Consumers derive significant value from all they do on the Web, and since advertising pays for much of this, it involves no immediate out-of-pocket cost. We all experience these benefits each time we log onto a social network or watch a free Web video.
But how much is all of this Web use worth? About €150 billion a year, according to new McKinsey research involving a survey of 4,500 Web users across Europe and the United States, as well as conjoint analysis of their willingness to pay for various online activities.
Consumers do pay for some of this: €30 billion for services such as music subscriptions and gaming Web sites. In a sense, they also pay for the “pollution” of their Internet experience by intrusive pop-up advertising and perceived data privacy risks, an amount we estimate to be €20 billion after asking consumers what they would pay to avoid further clutter and privacy concerns. That leaves a substantial consumer surplus of €100 billion a year, a total that we project will grow to €190 billion by 2015 as broadband becomes ubiquitous around the world and as new services and wireless devices come to the fore.

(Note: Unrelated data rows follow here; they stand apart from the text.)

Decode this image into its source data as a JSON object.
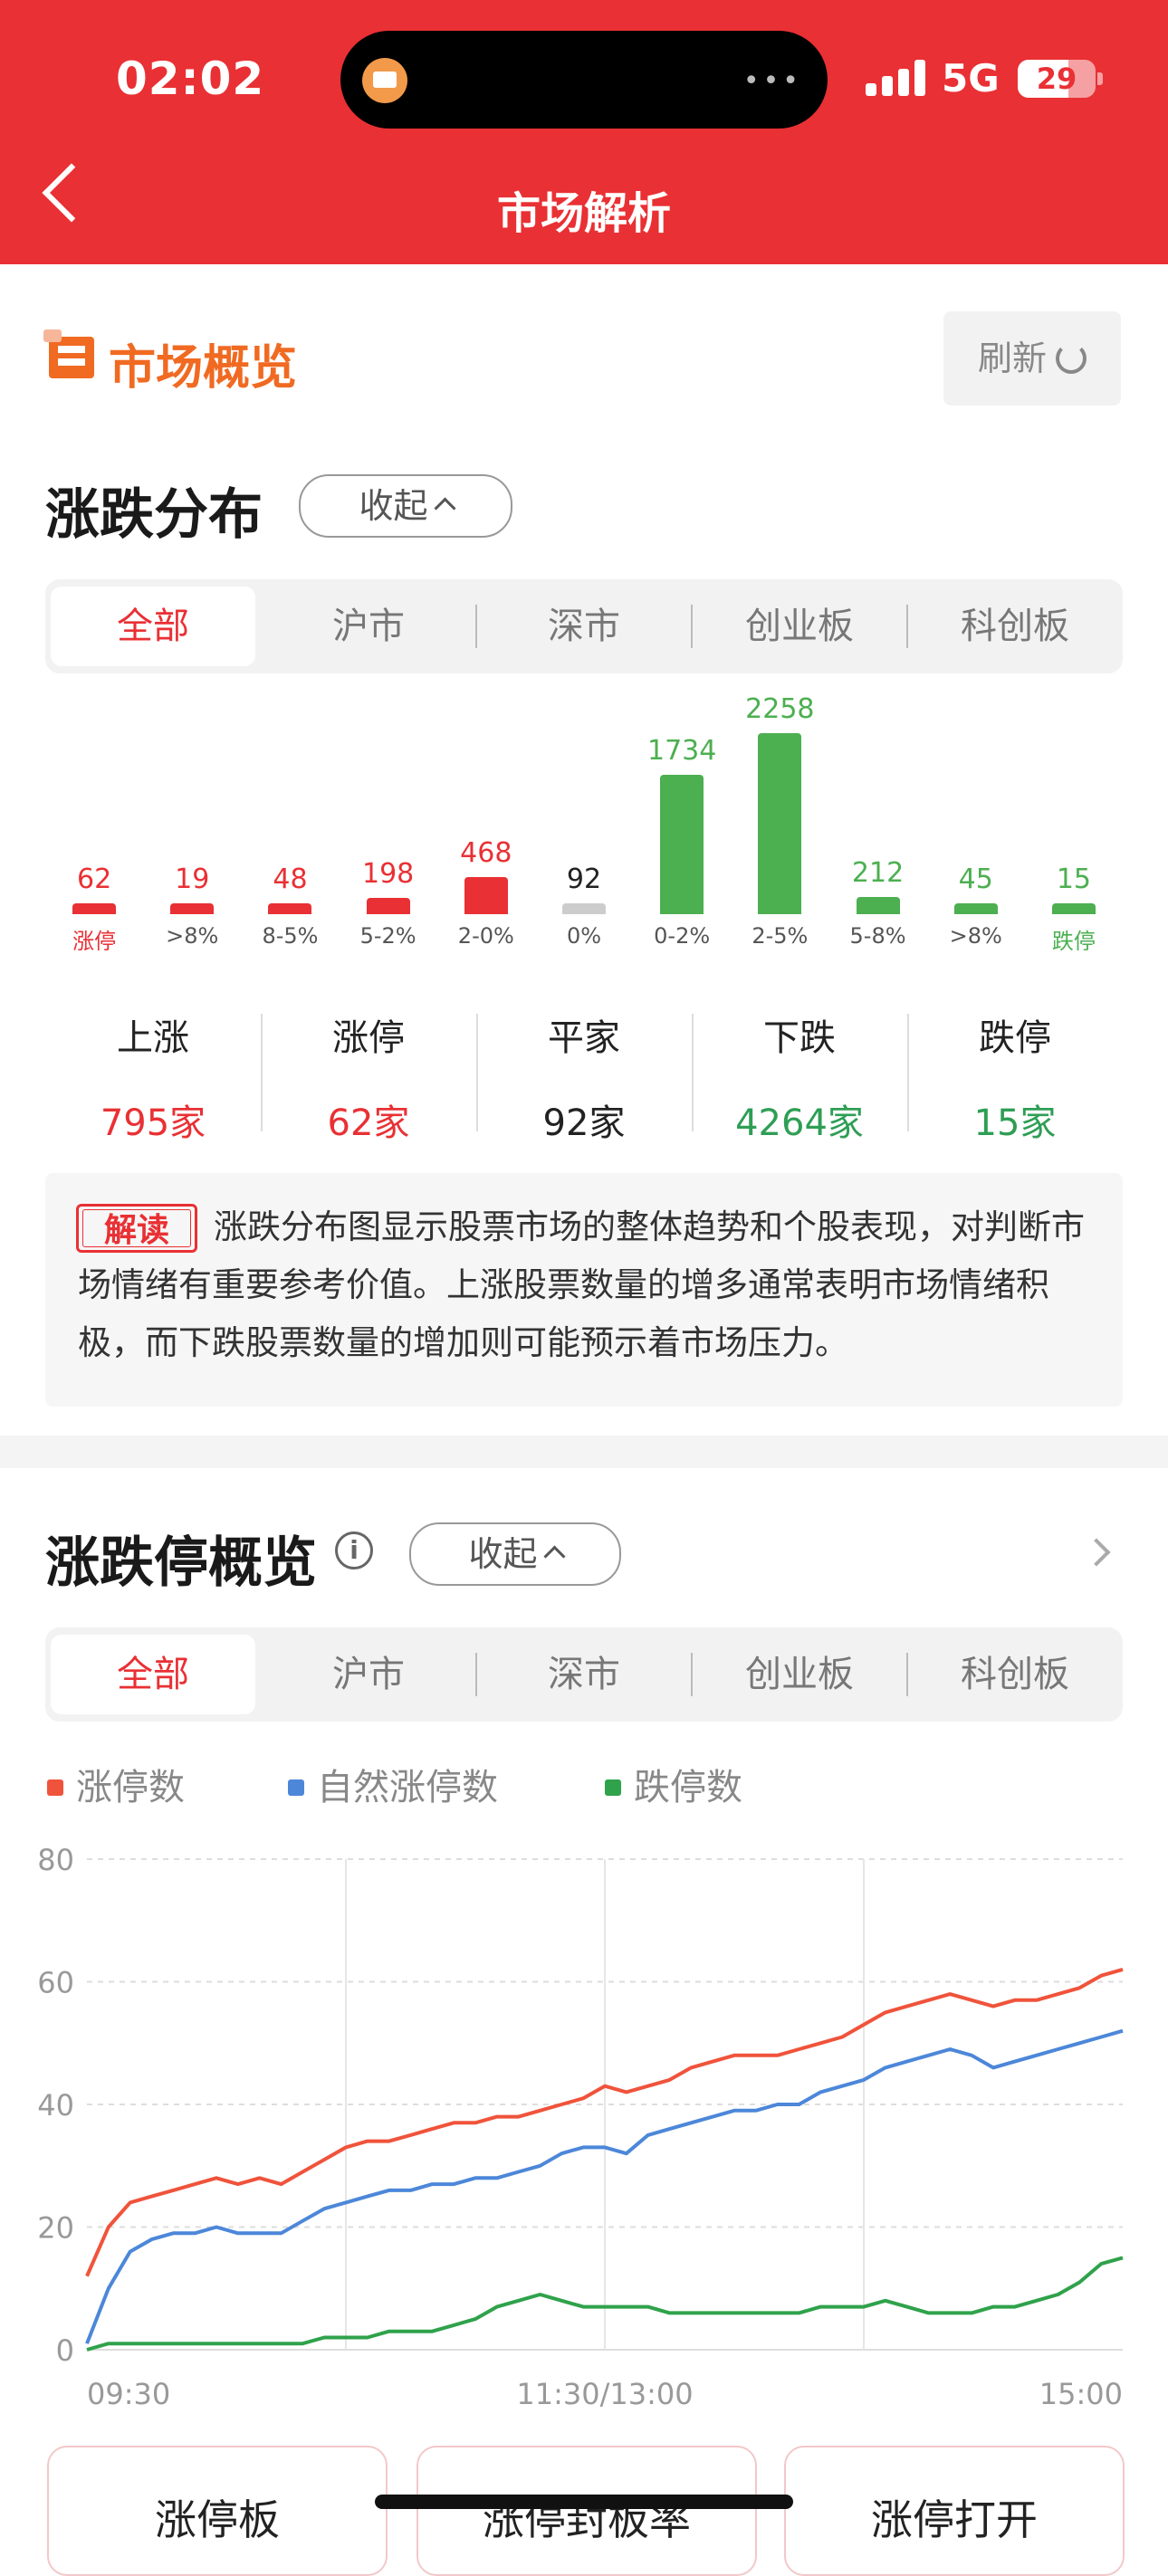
{
  "status_bar": {
    "time": "02:02",
    "network": "5G",
    "battery": "29"
  },
  "header": {
    "title": "市场解析"
  },
  "overview": {
    "title": "市场概览",
    "refresh_label": "刷新"
  },
  "distribution": {
    "title": "涨跌分布",
    "collapse_label": "收起",
    "tabs": [
      "全部",
      "沪市",
      "深市",
      "创业板",
      "科创板"
    ],
    "active_tab": 0,
    "chart_data": {
      "type": "bar",
      "categories": [
        "涨停",
        ">8%",
        "8-5%",
        "5-2%",
        "2-0%",
        "0%",
        "0-2%",
        "2-5%",
        "5-8%",
        ">8%",
        "跌停"
      ],
      "values": [
        62,
        19,
        48,
        198,
        468,
        92,
        1734,
        2258,
        212,
        45,
        15
      ],
      "colors": [
        "#E93034",
        "#E93034",
        "#E93034",
        "#E93034",
        "#E93034",
        "#CCCCCC",
        "#4CAF50",
        "#4CAF50",
        "#4CAF50",
        "#4CAF50",
        "#4CAF50"
      ]
    },
    "stats": [
      {
        "label": "上涨",
        "value": "795家",
        "color": "#E93034"
      },
      {
        "label": "涨停",
        "value": "62家",
        "color": "#E93034"
      },
      {
        "label": "平家",
        "value": "92家",
        "color": "#222222"
      },
      {
        "label": "下跌",
        "value": "4264家",
        "color": "#2E9E55"
      },
      {
        "label": "跌停",
        "value": "15家",
        "color": "#2E9E55"
      }
    ],
    "note_tag": "解读",
    "note_text": "涨跌分布图显示股票市场的整体趋势和个股表现，对判断市场情绪有重要参考价值。上涨股票数量的增多通常表明市场情绪积极，而下跌股票数量的增加则可能预示着市场压力。"
  },
  "limit_overview": {
    "title": "涨跌停概览",
    "collapse_label": "收起",
    "tabs": [
      "全部",
      "沪市",
      "深市",
      "创业板",
      "科创板"
    ],
    "active_tab": 0,
    "legend": [
      "涨停数",
      "自然涨停数",
      "跌停数"
    ],
    "chart_data": {
      "type": "line",
      "x_labels": [
        "09:30",
        "11:30/13:00",
        "15:00"
      ],
      "ylim": [
        0,
        80
      ],
      "y_ticks": [
        80,
        60,
        40,
        20,
        0
      ],
      "grid": true,
      "series": [
        {
          "name": "涨停数",
          "color": "#F0533B",
          "values": [
            12,
            20,
            24,
            25,
            26,
            27,
            28,
            27,
            28,
            27,
            29,
            31,
            33,
            34,
            34,
            35,
            36,
            37,
            37,
            38,
            38,
            39,
            40,
            41,
            43,
            42,
            43,
            44,
            46,
            47,
            48,
            48,
            48,
            49,
            50,
            51,
            53,
            55,
            56,
            57,
            58,
            57,
            56,
            57,
            57,
            58,
            59,
            61,
            62
          ]
        },
        {
          "name": "自然涨停数",
          "color": "#4C87D9",
          "values": [
            1,
            10,
            16,
            18,
            19,
            19,
            20,
            19,
            19,
            19,
            21,
            23,
            24,
            25,
            26,
            26,
            27,
            27,
            28,
            28,
            29,
            30,
            32,
            33,
            33,
            32,
            35,
            36,
            37,
            38,
            39,
            39,
            40,
            40,
            42,
            43,
            44,
            46,
            47,
            48,
            49,
            48,
            46,
            47,
            48,
            49,
            50,
            51,
            52
          ]
        },
        {
          "name": "跌停数",
          "color": "#2FA24B",
          "values": [
            0,
            1,
            1,
            1,
            1,
            1,
            1,
            1,
            1,
            1,
            1,
            2,
            2,
            2,
            3,
            3,
            3,
            4,
            5,
            7,
            8,
            9,
            8,
            7,
            7,
            7,
            7,
            6,
            6,
            6,
            6,
            6,
            6,
            6,
            7,
            7,
            7,
            8,
            7,
            6,
            6,
            6,
            7,
            7,
            8,
            9,
            11,
            14,
            15
          ]
        }
      ]
    },
    "bottom_cards": [
      "涨停板",
      "涨停封板率",
      "涨停打开"
    ]
  },
  "colors": {
    "brand_red": "#E93034",
    "up": "#E93034",
    "down": "#2E9E55",
    "accent_orange": "#F06A22"
  }
}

For Web service providers, this is a large parcel of value to leave on the table. In fact, it amounts to more than three times the €30 billion companies pay providers to advertise on their Web sites and is almost as much as the €120 billion consumers pay for wired and wireless broadband access. One reason for this seeming largesse may be that once a Web service is created, the cost of distributing it is very low, and most Web companies are satisfied covering their basic costs with advertising. In the off-line world, things are different, of course: the surplus is more evenly divided between consumers and suppliers, since in many markets—books, movies, or cable TV, for example—consumers pay for content.